— Your goal —
Search each line of the data for the word "Sonstiges"; copy every line where it is found.

Website and app data records

::::

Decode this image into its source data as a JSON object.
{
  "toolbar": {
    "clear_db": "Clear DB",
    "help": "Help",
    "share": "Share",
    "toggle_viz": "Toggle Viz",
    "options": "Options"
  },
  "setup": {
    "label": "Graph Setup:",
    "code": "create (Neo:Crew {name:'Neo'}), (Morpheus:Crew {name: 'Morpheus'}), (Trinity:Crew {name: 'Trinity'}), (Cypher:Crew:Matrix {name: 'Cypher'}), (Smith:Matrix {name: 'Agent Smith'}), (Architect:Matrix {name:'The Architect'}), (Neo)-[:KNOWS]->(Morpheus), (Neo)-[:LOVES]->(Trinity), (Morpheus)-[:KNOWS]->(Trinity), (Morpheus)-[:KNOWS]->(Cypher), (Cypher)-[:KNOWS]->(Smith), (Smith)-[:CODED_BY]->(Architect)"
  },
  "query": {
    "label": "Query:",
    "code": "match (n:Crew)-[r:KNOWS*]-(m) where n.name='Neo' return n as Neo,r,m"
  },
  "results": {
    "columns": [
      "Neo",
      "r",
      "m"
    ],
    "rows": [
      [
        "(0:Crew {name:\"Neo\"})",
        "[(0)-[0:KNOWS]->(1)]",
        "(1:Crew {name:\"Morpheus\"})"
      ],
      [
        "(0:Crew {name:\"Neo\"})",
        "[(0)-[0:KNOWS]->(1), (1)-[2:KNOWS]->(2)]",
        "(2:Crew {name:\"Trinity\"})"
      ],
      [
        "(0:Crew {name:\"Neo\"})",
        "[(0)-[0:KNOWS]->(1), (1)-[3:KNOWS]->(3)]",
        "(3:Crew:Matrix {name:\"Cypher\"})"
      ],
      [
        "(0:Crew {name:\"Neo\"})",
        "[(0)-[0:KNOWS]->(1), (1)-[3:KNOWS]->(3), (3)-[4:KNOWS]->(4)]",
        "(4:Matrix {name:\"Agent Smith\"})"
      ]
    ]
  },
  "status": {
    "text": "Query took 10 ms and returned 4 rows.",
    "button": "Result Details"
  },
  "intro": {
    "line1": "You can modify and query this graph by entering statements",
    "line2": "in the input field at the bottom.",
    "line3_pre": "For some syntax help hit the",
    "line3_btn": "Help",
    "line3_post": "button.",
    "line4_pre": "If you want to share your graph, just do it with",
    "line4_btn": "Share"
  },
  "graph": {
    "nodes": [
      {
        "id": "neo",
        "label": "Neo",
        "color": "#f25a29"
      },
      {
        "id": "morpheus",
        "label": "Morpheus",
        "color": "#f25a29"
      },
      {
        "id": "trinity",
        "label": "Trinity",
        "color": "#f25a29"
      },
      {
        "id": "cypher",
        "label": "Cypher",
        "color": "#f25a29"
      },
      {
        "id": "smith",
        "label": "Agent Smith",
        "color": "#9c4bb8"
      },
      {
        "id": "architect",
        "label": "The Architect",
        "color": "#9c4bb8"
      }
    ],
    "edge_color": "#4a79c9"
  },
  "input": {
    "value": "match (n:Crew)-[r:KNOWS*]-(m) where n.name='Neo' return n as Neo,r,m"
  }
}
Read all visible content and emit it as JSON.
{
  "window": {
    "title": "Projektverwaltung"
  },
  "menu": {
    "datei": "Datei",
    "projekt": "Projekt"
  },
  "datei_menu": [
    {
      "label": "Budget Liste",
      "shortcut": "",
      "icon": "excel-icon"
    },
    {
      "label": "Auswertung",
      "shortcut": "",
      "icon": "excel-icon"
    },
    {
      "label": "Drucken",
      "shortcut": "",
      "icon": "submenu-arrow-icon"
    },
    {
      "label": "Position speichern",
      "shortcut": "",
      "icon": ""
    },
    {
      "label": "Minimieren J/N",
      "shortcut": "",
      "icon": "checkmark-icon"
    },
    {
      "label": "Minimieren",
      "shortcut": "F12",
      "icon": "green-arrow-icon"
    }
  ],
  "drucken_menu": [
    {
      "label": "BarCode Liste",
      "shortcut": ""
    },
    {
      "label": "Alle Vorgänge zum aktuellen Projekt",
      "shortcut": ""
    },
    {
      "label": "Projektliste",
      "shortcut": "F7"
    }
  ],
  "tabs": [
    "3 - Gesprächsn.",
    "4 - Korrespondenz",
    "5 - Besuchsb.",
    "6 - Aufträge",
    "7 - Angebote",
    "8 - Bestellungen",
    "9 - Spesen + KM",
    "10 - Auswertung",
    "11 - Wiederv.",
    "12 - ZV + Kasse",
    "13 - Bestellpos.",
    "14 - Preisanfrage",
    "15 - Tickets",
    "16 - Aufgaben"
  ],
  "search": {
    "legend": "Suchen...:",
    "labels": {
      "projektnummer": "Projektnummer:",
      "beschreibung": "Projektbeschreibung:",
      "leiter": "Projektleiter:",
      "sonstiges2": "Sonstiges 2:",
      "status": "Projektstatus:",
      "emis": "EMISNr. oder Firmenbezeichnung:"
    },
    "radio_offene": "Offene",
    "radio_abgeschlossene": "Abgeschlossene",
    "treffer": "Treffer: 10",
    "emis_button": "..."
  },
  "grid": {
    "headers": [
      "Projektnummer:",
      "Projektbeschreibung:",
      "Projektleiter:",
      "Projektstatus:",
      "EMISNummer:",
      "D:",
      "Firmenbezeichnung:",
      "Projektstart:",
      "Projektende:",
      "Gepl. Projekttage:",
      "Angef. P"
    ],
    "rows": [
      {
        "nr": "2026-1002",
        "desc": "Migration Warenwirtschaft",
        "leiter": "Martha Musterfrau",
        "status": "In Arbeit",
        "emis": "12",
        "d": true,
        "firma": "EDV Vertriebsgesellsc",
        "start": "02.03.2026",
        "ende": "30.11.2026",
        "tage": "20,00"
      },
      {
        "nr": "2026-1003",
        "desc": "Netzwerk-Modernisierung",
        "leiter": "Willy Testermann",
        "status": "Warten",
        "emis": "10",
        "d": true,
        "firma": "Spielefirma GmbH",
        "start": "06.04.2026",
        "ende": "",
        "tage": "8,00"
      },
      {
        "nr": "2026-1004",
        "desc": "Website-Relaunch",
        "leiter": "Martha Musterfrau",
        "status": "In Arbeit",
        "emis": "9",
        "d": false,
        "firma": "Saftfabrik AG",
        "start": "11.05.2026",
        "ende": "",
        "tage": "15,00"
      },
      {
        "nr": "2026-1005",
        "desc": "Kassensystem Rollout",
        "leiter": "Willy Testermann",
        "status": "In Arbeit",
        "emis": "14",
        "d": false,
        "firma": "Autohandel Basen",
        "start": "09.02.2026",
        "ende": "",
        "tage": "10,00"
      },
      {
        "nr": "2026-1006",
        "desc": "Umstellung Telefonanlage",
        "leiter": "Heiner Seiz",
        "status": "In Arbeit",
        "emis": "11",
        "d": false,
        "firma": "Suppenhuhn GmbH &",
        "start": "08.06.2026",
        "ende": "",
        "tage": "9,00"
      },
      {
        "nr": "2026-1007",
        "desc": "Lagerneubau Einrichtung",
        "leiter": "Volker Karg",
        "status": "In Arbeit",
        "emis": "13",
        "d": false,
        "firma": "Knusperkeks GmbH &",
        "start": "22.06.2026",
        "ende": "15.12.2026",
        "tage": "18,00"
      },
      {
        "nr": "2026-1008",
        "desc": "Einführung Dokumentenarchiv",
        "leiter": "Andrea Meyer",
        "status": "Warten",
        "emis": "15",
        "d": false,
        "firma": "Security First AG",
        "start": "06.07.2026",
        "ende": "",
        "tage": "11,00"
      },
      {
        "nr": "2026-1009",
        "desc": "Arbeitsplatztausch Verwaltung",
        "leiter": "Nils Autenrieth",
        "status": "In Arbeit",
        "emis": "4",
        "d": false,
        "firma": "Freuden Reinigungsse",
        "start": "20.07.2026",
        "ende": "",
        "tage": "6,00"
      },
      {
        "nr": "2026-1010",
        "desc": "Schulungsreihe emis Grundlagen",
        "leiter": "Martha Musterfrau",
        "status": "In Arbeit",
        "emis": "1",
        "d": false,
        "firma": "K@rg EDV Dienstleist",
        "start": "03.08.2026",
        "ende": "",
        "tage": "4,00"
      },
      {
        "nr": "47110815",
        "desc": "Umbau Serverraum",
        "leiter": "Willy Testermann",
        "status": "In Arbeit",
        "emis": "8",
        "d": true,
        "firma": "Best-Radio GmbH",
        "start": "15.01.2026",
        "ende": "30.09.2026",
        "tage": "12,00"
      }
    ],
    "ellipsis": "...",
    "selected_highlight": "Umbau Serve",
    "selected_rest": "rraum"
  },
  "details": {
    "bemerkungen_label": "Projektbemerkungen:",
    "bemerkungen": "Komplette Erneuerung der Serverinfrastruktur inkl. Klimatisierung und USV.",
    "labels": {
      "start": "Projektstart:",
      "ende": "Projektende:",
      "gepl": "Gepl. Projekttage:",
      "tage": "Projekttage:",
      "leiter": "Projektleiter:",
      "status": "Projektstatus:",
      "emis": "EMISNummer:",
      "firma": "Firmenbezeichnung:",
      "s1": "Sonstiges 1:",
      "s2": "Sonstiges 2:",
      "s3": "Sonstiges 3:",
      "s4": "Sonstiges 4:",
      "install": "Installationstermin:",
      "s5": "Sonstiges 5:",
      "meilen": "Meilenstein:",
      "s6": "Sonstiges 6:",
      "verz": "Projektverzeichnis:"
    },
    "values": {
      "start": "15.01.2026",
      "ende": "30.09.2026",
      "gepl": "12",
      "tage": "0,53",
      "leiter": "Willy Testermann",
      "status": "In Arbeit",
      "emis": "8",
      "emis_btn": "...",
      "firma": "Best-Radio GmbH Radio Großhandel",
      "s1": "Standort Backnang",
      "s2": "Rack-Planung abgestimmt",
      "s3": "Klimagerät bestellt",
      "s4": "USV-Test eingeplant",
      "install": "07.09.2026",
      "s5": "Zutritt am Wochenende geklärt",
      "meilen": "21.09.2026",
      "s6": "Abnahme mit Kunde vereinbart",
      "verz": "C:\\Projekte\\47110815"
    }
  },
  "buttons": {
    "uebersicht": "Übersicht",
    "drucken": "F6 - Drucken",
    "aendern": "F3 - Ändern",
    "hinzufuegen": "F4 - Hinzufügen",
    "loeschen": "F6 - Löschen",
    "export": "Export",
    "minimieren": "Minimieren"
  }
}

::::

— Expected answer —
      "sonstiges2": "Sonstiges 2:",
      "s1": "Sonstiges 1:",
      "s2": "Sonstiges 2:",
      "s3": "Sonstiges 3:",
      "s4": "Sonstiges 4:",
      "s5": "Sonstiges 5:",
      "s6": "Sonstiges 6:",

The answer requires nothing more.